Top of Material for this task
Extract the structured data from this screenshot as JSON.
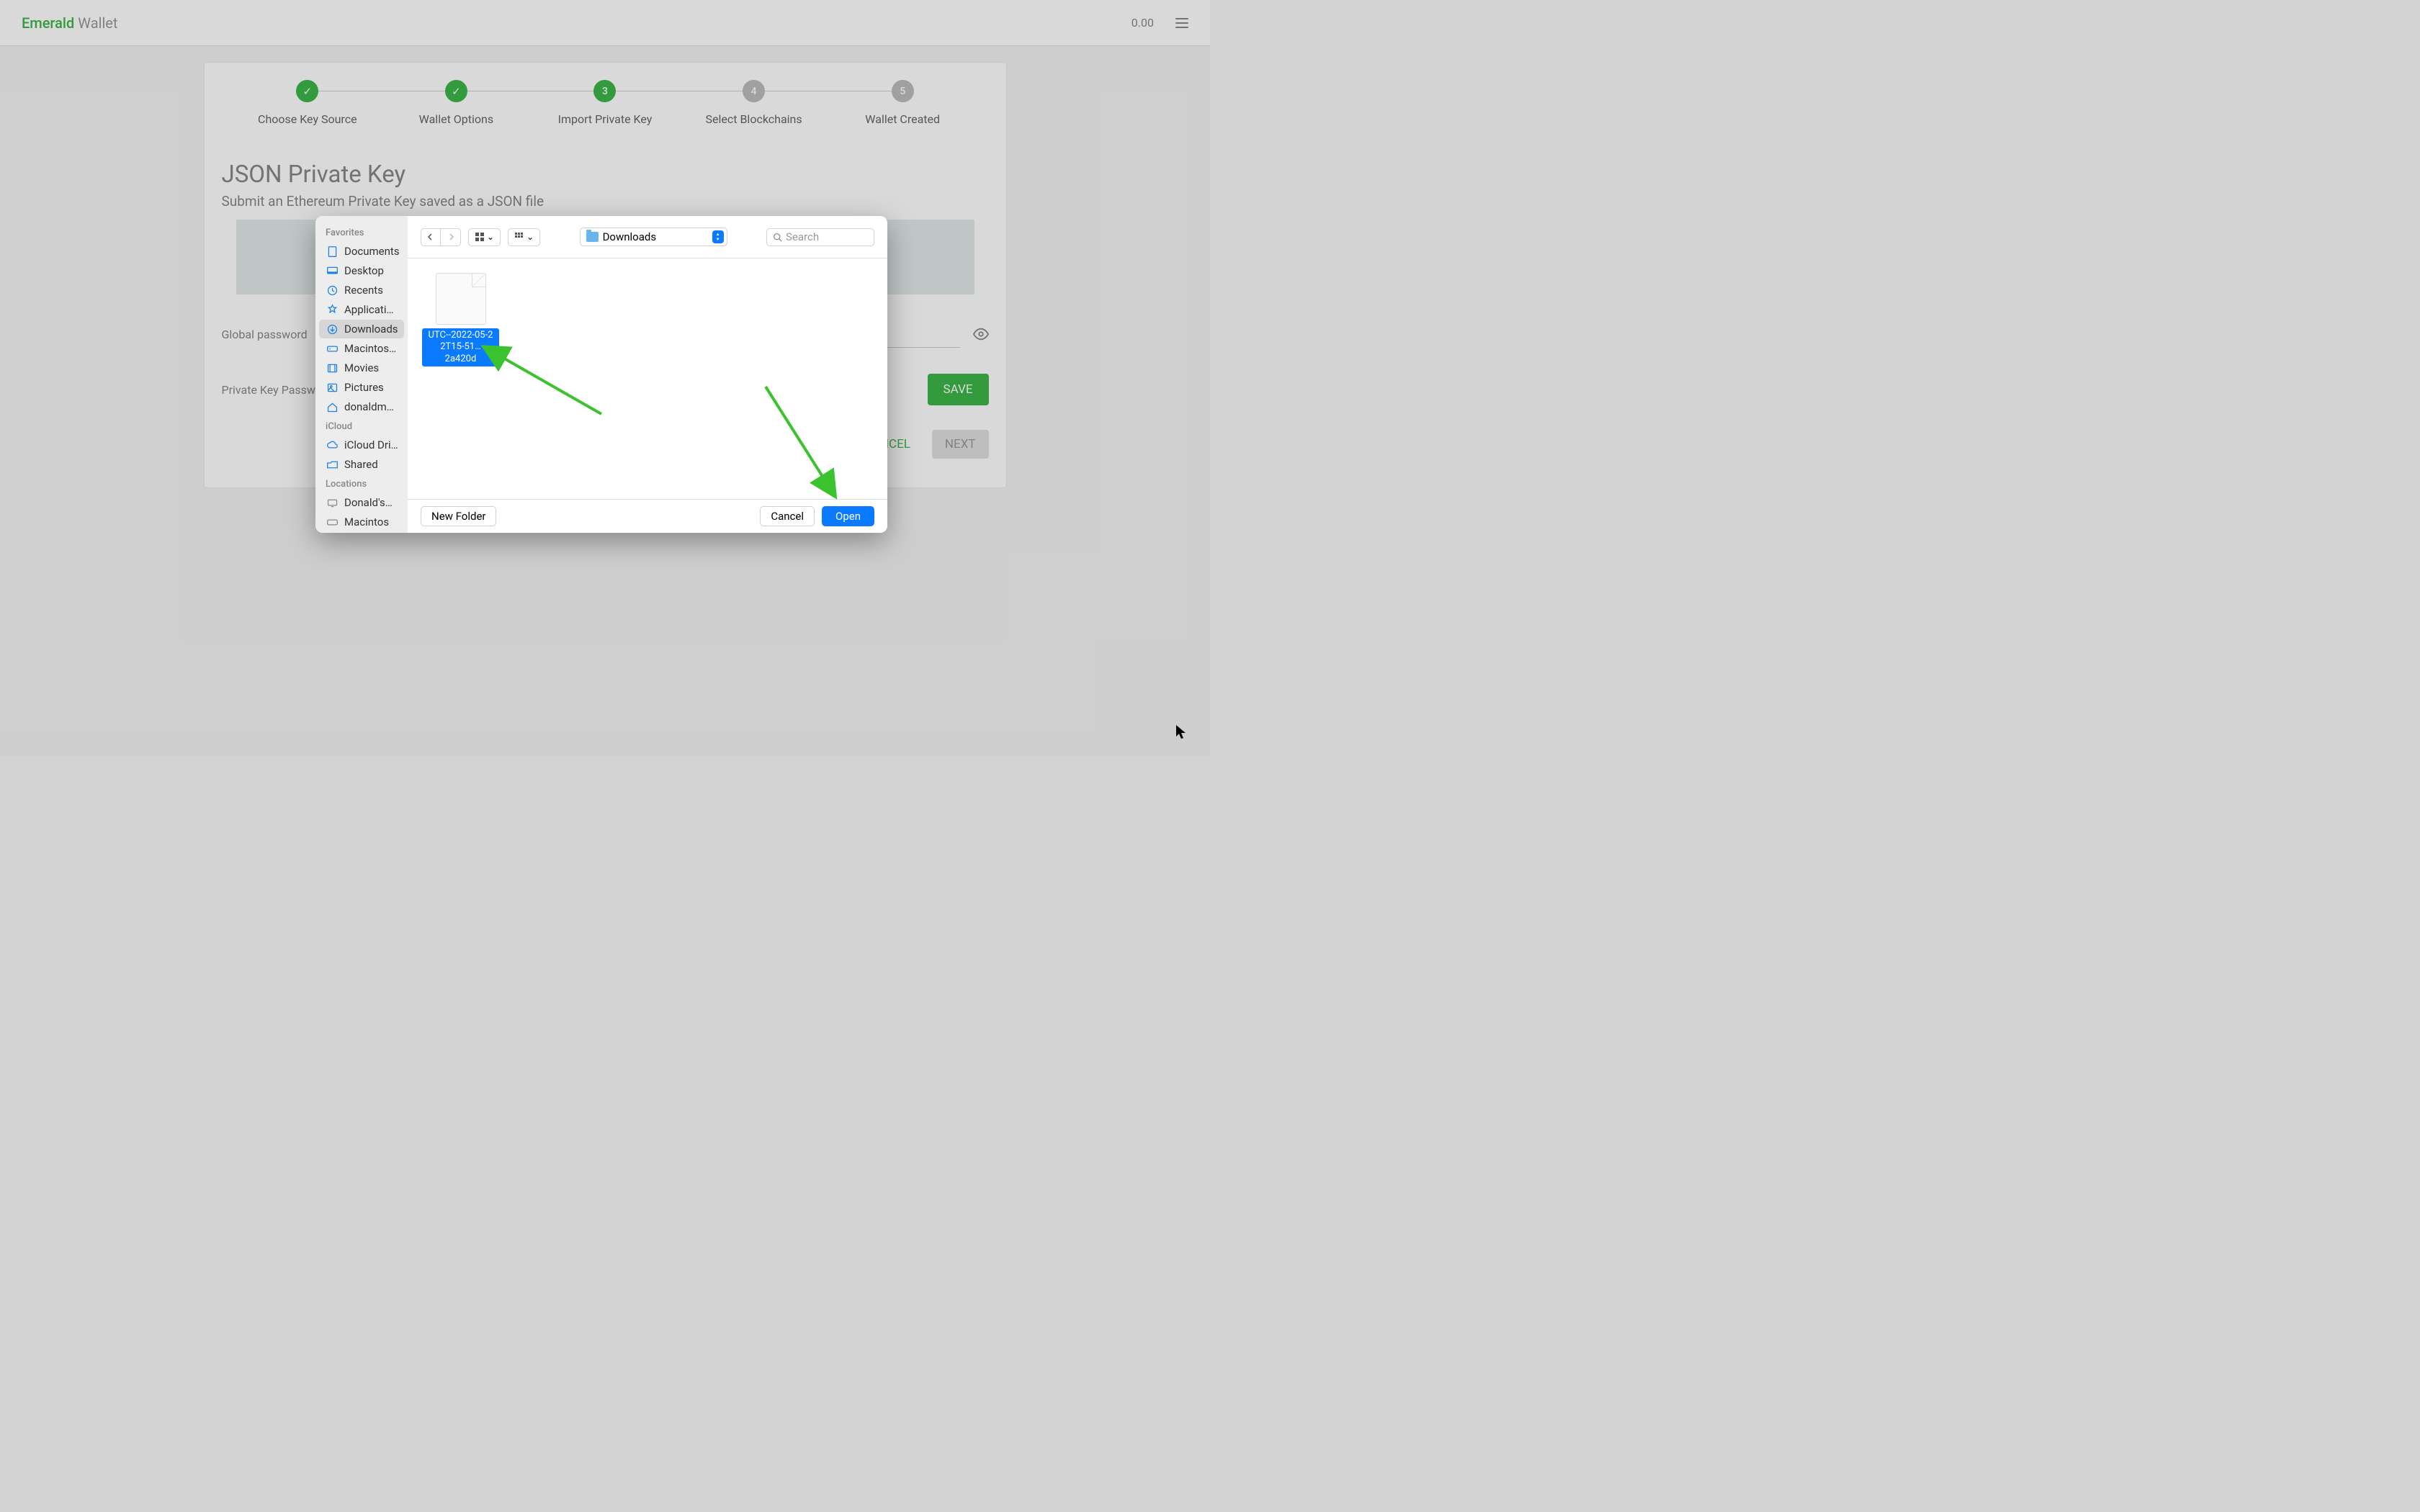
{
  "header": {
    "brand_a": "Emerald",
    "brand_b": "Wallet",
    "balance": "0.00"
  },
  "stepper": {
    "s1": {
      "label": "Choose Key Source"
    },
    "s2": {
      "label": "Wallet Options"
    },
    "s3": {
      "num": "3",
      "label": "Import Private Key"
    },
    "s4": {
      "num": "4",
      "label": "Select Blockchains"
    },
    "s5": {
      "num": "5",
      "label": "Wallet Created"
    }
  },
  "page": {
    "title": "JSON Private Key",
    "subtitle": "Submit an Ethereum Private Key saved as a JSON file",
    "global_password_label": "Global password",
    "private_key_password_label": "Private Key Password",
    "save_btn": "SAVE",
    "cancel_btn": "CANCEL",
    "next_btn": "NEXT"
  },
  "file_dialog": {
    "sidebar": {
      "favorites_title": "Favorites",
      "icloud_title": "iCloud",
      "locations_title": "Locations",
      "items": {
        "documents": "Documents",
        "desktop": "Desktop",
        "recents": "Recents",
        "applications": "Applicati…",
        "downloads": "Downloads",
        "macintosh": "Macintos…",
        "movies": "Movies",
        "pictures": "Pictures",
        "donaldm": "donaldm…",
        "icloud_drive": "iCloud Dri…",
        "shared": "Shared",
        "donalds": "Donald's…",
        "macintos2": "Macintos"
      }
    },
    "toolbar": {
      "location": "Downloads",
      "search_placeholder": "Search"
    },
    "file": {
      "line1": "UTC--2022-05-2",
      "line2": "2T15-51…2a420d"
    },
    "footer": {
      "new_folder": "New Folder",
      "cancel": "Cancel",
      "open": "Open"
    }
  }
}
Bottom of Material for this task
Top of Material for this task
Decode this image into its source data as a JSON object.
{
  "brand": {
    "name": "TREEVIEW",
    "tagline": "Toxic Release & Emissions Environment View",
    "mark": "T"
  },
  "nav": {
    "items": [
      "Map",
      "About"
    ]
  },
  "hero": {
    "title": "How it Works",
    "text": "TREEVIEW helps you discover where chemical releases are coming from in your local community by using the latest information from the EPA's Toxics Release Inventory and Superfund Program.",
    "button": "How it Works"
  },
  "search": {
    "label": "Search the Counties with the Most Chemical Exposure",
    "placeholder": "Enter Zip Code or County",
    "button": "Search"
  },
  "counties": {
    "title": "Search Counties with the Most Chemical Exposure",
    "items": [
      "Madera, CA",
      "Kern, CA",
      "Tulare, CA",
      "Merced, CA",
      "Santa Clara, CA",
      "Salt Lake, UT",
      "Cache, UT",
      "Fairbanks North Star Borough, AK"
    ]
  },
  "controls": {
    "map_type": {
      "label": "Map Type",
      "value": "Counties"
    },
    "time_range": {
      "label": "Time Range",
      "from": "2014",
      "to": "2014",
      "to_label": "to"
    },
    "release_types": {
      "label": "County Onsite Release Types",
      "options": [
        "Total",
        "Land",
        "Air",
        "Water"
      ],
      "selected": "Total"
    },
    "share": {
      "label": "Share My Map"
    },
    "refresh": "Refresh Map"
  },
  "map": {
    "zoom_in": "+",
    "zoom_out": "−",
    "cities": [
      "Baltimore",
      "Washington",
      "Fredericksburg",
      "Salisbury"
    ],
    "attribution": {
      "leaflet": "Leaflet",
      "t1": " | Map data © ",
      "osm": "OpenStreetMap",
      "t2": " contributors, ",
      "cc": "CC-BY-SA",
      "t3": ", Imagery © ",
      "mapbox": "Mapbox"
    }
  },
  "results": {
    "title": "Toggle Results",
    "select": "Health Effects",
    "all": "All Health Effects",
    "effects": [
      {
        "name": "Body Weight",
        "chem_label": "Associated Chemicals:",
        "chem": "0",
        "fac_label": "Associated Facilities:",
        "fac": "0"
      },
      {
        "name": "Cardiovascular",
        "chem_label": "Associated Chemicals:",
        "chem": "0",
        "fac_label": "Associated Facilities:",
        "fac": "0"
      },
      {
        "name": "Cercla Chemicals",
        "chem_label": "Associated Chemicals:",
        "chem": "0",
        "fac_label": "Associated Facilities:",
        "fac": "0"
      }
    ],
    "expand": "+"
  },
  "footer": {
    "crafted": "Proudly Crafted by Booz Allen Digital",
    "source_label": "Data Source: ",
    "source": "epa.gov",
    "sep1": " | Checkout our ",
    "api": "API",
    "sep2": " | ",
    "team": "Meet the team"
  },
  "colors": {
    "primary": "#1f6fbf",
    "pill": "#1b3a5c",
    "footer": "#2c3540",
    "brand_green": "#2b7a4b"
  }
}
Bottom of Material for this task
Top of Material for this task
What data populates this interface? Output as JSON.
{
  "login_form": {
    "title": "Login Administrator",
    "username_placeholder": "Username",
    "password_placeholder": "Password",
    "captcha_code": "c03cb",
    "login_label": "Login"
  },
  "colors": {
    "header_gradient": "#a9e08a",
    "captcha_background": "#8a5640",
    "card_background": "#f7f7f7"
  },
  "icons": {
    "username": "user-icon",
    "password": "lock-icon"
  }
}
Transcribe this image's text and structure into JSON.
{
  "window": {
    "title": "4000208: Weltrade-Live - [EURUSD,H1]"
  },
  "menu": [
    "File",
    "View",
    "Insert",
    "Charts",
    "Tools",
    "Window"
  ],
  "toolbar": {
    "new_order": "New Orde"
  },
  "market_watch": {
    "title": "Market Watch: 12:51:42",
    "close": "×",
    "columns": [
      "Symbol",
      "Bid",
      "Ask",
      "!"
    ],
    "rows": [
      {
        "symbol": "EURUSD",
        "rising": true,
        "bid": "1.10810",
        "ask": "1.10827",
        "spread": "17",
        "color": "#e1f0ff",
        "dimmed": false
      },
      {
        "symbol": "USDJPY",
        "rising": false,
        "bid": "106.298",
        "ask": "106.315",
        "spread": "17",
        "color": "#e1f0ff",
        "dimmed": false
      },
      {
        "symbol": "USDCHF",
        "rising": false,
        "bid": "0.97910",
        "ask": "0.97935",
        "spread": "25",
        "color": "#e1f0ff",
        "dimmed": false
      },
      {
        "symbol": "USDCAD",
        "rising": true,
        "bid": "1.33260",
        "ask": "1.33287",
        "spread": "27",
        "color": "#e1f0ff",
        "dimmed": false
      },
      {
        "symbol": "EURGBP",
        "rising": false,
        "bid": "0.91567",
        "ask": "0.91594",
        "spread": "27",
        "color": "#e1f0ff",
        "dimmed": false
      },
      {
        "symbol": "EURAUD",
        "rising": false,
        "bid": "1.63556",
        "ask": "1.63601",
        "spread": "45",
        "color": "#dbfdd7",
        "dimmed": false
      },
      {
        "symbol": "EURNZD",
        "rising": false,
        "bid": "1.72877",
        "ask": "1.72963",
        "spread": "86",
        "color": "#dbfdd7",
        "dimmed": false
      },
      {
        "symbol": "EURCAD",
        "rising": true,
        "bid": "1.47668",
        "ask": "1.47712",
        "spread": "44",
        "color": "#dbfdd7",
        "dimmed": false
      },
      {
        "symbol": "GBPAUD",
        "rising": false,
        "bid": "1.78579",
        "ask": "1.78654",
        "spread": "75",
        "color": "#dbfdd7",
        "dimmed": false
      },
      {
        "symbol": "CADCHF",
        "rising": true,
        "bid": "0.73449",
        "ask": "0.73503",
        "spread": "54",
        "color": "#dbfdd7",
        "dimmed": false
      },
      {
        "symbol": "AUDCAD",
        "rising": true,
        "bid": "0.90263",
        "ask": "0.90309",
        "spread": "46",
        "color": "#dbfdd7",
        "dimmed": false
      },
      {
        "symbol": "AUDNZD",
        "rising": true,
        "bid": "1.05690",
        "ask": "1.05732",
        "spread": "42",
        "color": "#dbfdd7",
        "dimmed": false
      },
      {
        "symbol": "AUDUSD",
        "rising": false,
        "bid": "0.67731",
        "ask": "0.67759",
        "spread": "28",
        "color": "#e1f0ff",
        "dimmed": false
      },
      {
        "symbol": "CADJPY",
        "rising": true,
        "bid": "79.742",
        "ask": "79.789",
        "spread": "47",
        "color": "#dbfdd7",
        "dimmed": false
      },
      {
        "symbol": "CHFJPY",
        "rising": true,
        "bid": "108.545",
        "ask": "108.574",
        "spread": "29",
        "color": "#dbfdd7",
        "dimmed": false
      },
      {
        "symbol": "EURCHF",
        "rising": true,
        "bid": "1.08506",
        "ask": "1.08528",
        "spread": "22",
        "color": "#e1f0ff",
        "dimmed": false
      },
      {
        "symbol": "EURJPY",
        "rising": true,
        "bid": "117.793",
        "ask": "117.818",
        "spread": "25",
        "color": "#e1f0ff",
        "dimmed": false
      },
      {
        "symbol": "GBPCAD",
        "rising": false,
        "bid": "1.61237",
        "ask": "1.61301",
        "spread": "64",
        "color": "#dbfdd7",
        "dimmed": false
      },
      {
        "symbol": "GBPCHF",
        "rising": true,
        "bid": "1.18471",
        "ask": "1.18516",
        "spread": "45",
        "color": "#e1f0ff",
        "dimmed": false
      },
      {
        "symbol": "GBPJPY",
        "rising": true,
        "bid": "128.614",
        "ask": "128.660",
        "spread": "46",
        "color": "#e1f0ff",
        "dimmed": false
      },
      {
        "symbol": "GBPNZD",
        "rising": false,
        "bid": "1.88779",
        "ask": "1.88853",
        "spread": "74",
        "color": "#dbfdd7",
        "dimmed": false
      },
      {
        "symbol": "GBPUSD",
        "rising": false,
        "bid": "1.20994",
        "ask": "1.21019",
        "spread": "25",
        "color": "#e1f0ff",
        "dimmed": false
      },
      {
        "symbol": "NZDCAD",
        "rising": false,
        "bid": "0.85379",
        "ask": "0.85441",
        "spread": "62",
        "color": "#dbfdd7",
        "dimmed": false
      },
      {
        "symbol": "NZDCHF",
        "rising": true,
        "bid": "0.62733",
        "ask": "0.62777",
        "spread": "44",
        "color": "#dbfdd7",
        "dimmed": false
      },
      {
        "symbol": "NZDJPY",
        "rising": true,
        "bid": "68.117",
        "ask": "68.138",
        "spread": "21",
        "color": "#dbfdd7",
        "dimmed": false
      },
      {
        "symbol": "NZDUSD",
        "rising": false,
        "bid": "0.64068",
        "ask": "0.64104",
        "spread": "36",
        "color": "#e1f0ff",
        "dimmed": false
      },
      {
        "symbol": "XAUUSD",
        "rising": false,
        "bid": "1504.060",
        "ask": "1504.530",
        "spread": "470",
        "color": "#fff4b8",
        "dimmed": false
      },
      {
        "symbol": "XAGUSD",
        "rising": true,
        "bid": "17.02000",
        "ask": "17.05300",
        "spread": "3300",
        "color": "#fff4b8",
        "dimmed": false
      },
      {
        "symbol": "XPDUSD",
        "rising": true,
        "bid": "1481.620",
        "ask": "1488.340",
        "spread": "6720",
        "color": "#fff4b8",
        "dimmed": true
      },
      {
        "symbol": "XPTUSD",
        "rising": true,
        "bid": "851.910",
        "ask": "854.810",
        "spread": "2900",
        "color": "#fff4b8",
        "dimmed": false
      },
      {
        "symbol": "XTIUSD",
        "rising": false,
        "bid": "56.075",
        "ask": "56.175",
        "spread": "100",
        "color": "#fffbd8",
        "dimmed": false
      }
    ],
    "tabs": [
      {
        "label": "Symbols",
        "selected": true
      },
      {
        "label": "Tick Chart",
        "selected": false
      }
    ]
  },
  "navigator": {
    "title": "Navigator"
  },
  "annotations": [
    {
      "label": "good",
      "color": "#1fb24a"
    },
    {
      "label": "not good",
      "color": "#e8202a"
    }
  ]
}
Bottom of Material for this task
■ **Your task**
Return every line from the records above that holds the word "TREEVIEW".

■ **Exercise result**
    "name": "TREEVIEW",
    "text": "TREEVIEW helps you discover where chemical releases are coming from in your local community by using the latest information from the EPA's Toxics Release Inventory and Superfund Program.",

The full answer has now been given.